Interface dataset entries
_ _ _ _ _ _ _

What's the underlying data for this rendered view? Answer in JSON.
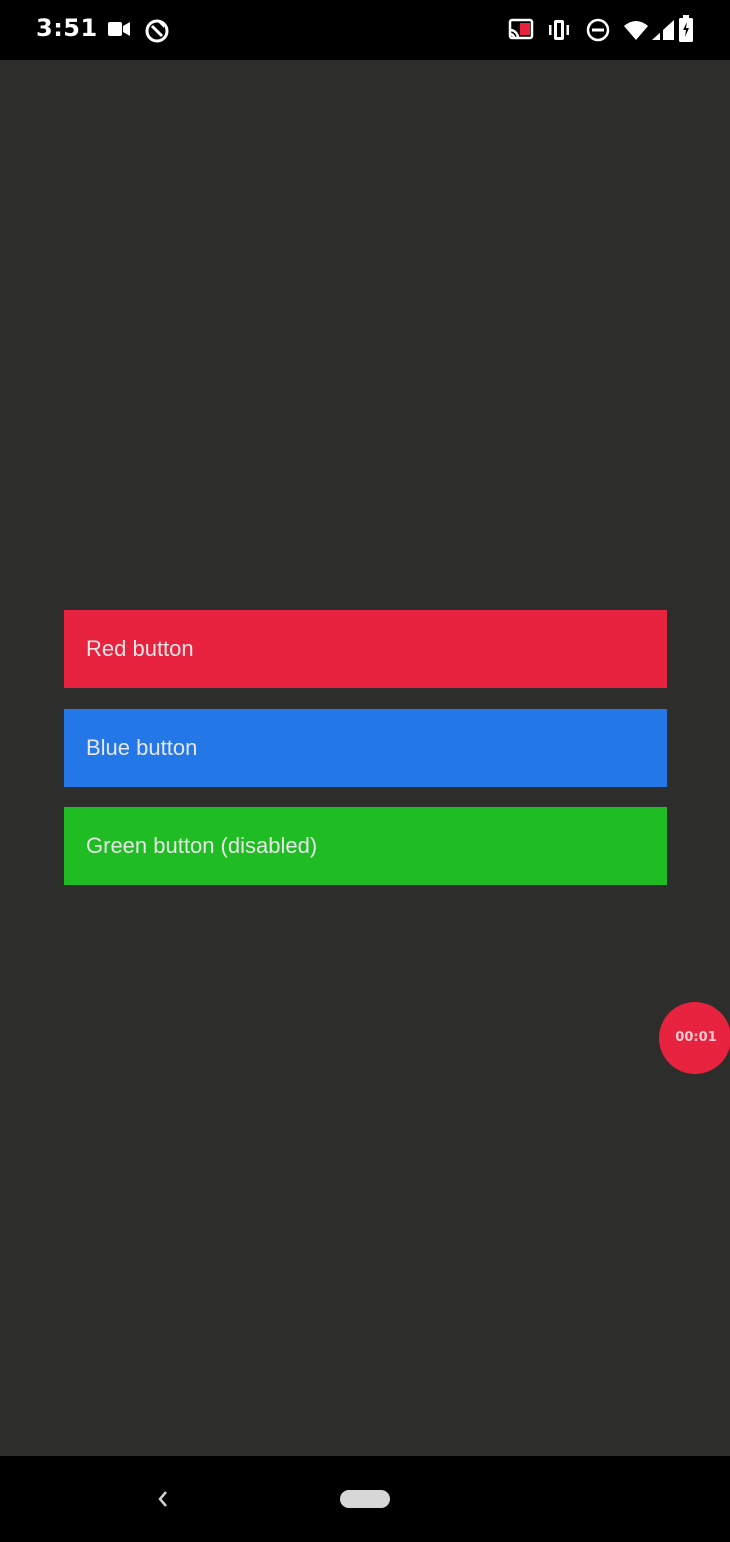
{
  "status_bar": {
    "time": "3:51",
    "icons": [
      "video-camera-icon",
      "sync-icon",
      "cast-icon",
      "vibrate-icon",
      "do-not-disturb-icon",
      "wifi-icon",
      "signal-icon",
      "battery-icon"
    ]
  },
  "buttons": [
    {
      "label": "Red button",
      "color": "#e8233f"
    },
    {
      "label": "Blue button",
      "color": "#2377e7"
    },
    {
      "label": "Green button (disabled)",
      "color": "#20bc23",
      "disabled": true
    }
  ],
  "timer": {
    "label": "00:01",
    "color": "#e8233f"
  },
  "nav_bar": {
    "icons": [
      "back-icon",
      "home-pill-icon"
    ]
  }
}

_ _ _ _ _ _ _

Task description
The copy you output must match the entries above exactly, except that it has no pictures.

Written answer
What's the underlying data for this rendered view? Answer in JSON.
{
  "status_bar": {
    "time": "3:51",
    "icons": [
      "video-camera-icon",
      "sync-icon",
      "cast-icon",
      "vibrate-icon",
      "do-not-disturb-icon",
      "wifi-icon",
      "signal-icon",
      "battery-icon"
    ]
  },
  "buttons": [
    {
      "label": "Red button",
      "color": "#e8233f"
    },
    {
      "label": "Blue button",
      "color": "#2377e7"
    },
    {
      "label": "Green button (disabled)",
      "color": "#20bc23",
      "disabled": true
    }
  ],
  "timer": {
    "label": "00:01",
    "color": "#e8233f"
  },
  "nav_bar": {
    "icons": [
      "back-icon",
      "home-pill-icon"
    ]
  }
}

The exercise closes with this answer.